1,2


COMMENTS

Let S be the set of numbers defined by these rules: 1 is in S, and if x is in S, then x + 1 and 2*x + 2 are in S. Then S is the set of positive integers, which arise in generations. Deleting duplicates as they occur, the generations are given by g(1) = (1), g(2) = (2,4), g(3) = (3,6,5,10), etc. Concatenating these gives A232642, a permutation of the positive integers. For n > 1, the number of numbers in g(n) is 2*F(n+1), where F = A000045, the Fibonacci numbers. It is helpful to show the results as a tree with the terms of S as nodes, an edge from x to x + 1 if x + 1 has not already occurred, and an edge from x to 2*x + 2 if 2*x + 2 has not already occurred.
Seen as triangle read by rows: A082560 with duplicates removed.  Reinhard Zumkeller, May 14 2015


LINKS

Clark Kimberling and Reinhard Zumkeller, Rows n = 1..17 of triangle, flattened, first 13 rows from Clark Kimberling
Index entries for sequences that are permutations of the natural numbers


EXAMPLE

Each x begets x + 1 and 2*x + 2, but if either has already occurred it is deleted. Thus, 1 begets 2 and 4; then 2 begets 3 and 6, and 4 begets 5 and 10, so that g(3) = (3,6,5,10).
First 5 generations, also showing the places where duplicates were removed:
. 1: 1
. 2: 2 4
. 3: 3 6 5 10
. 4: _ 8 7 14 _ 12 11 22
. 5: _ __ 9 18 _ 16 15 30 _ __ 13 26 __ 24 23 46
These are the corresponding complete rows of triangle A082560:
. 1: 1
. 2: 2 4
. 3: 3 6 5 10
. 4: 4 8 7 14 6 12 11 22
. 5: 5 10 9 18 8 16 15 30 7 14 13 26 12 24 23 46

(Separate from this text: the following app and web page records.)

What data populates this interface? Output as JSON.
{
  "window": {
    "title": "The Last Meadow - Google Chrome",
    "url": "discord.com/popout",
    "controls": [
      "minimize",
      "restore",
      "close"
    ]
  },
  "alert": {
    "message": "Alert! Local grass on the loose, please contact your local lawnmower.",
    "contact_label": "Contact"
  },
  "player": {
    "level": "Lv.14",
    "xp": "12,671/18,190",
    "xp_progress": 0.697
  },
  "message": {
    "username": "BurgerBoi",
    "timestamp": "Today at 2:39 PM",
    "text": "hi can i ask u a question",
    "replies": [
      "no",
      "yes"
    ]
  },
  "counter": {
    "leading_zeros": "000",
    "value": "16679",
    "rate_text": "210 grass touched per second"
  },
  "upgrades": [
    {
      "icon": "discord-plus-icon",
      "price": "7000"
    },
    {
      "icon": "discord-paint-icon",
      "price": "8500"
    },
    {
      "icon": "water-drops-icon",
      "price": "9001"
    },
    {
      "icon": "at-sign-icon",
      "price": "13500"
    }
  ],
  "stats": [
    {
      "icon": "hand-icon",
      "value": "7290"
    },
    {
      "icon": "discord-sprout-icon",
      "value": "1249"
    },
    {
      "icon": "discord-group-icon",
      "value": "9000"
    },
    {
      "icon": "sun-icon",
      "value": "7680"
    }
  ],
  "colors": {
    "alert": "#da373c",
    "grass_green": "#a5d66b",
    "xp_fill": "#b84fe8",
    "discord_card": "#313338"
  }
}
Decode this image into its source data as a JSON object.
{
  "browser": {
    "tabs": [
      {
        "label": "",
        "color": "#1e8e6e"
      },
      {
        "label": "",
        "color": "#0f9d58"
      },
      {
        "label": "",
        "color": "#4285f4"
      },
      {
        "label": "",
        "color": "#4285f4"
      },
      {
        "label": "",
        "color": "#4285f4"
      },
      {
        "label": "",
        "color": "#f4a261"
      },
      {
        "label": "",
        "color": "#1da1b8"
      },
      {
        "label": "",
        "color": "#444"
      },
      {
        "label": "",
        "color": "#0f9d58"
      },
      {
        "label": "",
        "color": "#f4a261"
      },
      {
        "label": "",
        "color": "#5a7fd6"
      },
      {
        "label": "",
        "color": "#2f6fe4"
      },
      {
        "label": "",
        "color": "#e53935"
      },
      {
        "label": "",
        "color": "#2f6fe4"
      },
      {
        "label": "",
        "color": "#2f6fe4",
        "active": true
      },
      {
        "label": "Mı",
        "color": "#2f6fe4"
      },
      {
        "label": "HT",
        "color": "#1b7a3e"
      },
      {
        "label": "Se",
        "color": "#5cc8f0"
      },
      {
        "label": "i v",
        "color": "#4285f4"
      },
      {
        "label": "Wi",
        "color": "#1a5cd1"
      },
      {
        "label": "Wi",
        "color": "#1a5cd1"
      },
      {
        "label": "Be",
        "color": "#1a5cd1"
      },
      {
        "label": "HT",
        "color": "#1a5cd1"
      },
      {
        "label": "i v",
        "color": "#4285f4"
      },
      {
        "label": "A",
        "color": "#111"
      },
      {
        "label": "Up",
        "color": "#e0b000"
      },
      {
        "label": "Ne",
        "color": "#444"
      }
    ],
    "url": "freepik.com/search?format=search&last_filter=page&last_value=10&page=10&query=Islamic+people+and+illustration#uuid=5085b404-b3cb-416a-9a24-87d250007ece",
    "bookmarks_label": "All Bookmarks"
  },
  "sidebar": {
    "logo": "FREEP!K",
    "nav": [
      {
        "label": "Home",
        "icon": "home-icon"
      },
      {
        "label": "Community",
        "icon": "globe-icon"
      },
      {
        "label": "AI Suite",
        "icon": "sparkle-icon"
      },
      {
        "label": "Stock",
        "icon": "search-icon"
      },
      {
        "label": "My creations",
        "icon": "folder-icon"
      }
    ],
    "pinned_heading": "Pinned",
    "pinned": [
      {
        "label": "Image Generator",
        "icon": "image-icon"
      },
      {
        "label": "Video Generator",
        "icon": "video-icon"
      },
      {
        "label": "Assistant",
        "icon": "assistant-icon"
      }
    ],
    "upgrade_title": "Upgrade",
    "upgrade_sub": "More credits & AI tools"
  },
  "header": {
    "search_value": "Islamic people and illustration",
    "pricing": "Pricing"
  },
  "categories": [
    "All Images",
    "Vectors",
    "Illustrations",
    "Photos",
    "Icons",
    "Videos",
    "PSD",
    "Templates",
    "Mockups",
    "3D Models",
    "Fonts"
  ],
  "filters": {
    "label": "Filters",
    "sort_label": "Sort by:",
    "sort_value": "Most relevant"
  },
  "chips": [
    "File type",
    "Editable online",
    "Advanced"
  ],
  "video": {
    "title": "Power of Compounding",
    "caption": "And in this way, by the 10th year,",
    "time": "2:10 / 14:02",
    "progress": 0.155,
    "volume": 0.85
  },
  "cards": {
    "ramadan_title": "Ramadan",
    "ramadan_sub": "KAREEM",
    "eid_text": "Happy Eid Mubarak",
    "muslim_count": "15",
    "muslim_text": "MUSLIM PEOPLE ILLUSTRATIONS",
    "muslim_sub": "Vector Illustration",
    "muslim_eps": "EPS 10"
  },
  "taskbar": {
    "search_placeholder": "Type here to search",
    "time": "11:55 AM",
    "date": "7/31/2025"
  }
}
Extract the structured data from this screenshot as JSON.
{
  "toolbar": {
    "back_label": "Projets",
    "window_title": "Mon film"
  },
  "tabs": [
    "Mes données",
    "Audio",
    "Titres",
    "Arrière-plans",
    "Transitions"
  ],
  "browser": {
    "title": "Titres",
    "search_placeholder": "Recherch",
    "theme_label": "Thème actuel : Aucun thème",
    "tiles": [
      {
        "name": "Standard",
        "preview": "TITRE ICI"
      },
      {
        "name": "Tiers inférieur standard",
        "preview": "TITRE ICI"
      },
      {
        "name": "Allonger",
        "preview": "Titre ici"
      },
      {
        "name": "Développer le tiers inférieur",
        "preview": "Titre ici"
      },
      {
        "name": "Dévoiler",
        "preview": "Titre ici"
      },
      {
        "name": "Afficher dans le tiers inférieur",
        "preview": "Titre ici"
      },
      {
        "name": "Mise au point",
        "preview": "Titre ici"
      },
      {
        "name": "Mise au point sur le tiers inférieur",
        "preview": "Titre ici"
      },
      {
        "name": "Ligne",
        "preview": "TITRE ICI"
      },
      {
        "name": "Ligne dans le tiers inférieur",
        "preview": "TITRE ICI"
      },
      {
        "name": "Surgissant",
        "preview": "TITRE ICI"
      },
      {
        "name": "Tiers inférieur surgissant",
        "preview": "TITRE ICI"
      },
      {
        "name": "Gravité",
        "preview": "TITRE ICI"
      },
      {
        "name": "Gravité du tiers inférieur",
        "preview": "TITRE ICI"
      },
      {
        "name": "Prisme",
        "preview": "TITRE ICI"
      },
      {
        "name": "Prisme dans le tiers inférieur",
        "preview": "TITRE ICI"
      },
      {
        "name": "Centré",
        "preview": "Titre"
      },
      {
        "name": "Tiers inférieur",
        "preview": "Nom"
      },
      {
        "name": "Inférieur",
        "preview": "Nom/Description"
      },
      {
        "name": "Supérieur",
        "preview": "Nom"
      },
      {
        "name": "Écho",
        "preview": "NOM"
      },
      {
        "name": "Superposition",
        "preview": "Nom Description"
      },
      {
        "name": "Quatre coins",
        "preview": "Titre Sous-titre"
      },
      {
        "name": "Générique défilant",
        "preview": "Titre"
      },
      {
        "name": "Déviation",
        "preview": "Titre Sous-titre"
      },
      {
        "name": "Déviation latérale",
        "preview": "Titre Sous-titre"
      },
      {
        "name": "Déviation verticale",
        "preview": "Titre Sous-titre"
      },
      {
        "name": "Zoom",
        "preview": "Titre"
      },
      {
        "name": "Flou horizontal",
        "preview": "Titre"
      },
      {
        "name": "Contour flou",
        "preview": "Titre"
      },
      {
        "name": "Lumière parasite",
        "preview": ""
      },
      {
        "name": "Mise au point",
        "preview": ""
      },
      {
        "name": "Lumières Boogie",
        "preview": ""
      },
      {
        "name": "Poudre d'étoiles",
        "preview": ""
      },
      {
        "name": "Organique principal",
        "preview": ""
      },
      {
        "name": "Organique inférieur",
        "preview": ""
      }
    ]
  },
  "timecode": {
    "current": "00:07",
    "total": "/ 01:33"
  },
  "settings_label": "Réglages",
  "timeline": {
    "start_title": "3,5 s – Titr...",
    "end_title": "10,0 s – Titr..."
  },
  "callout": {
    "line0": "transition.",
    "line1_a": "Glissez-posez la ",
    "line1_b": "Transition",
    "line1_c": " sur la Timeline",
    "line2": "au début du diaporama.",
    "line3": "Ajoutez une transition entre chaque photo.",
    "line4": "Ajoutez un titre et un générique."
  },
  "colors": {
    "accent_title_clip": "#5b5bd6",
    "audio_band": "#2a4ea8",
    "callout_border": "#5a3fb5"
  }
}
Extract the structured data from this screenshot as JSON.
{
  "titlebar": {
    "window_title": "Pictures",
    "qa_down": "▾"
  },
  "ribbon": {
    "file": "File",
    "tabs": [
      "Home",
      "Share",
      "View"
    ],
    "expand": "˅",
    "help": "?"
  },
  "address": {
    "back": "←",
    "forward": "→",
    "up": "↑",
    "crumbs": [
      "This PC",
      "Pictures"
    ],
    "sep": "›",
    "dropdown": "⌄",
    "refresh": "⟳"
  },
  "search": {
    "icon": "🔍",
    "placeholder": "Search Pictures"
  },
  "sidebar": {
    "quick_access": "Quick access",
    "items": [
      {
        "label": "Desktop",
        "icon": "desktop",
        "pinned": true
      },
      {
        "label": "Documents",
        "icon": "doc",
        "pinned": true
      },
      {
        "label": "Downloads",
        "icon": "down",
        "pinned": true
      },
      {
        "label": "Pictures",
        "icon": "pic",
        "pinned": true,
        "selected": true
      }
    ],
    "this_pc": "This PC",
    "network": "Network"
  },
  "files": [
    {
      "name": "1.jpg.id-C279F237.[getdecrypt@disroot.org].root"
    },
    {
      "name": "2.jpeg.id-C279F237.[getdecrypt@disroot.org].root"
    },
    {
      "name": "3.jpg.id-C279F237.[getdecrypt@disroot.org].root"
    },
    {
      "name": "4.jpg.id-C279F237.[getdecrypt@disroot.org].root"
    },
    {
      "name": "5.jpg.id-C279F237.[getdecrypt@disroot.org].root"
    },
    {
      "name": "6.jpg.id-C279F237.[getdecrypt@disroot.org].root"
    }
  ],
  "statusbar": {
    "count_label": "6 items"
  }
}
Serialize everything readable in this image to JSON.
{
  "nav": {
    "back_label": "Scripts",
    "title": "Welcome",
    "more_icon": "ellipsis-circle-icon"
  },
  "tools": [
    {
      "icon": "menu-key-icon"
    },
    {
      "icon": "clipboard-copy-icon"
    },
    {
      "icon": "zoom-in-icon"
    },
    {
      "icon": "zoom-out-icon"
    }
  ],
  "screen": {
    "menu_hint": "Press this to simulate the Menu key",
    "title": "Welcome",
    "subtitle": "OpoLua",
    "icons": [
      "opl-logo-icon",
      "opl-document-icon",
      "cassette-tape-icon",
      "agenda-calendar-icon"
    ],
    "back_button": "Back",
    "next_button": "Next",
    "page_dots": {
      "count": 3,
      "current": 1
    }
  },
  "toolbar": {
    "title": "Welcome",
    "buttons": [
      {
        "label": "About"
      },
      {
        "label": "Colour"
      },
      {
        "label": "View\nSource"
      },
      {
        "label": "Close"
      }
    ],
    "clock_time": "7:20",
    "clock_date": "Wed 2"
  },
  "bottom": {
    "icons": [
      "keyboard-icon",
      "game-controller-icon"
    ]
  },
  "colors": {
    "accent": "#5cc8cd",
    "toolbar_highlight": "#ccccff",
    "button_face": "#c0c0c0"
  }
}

MATHEMATICA

z = 14; g[1] = {1}; g[2] = {2}; g[n_] := Riffle[g[n  1] + 1, 2 g[n  1] + 2]; j[2] = Join[g[1], g[2]]; j[n_] := Join[j[n  1], g[n]]; g1[n_] := DeleteDuplicates[DeleteCases[g[n], Alternatives @@ j[n  1]]]; g1[1] = g[1]; g1[2] = g[2]; t = Flatten[Table[g1[n], {n, 1, z}]] (* A232642 *)
Table[Length[g1[n]], {n, 1, z}] (* A000045 *)
Flatten[Table[Position[t, n], {n, 1, 200}]] (* A232643 *)


PROG

(Haskell)
import Data.List.Ordered (member); import Data.List (sort)
a232642 n k = a232642_tabf !! (n1) !! (k1)
a232642_row n = a232642_tabf !! (n1)
a232642_tabf = f a082560_tabf [] where
f (xs:xss) zs = ys : f xss (sort (ys ++ zs)) where
ys = [v  v < xs, not $ member v zs]
a232642_list = concat a232642_tabf
 Reinhard Zumkeller, May 14 2015


CROSSREFS

Cf. A232559, A232639, A232643, A000045.
Cf. A128588 (row lengths), A033484 (right edges), A257956 (row sums), A082560.
Sequence in context: A227113 A034701 A091857 * A180625 A132340 A132666
Adjacent sequences: A232639 A232640 A232641 * A232643 A232644 A232645


KEYWORD

nonn,easy,tabf


AUTHOR

Clark Kimberling, Nov 28 2013


EXTENSIONS

Keyword tabf added, to bring out function g, by Reinhard Zumkeller, May 14 2015


STATUS

approved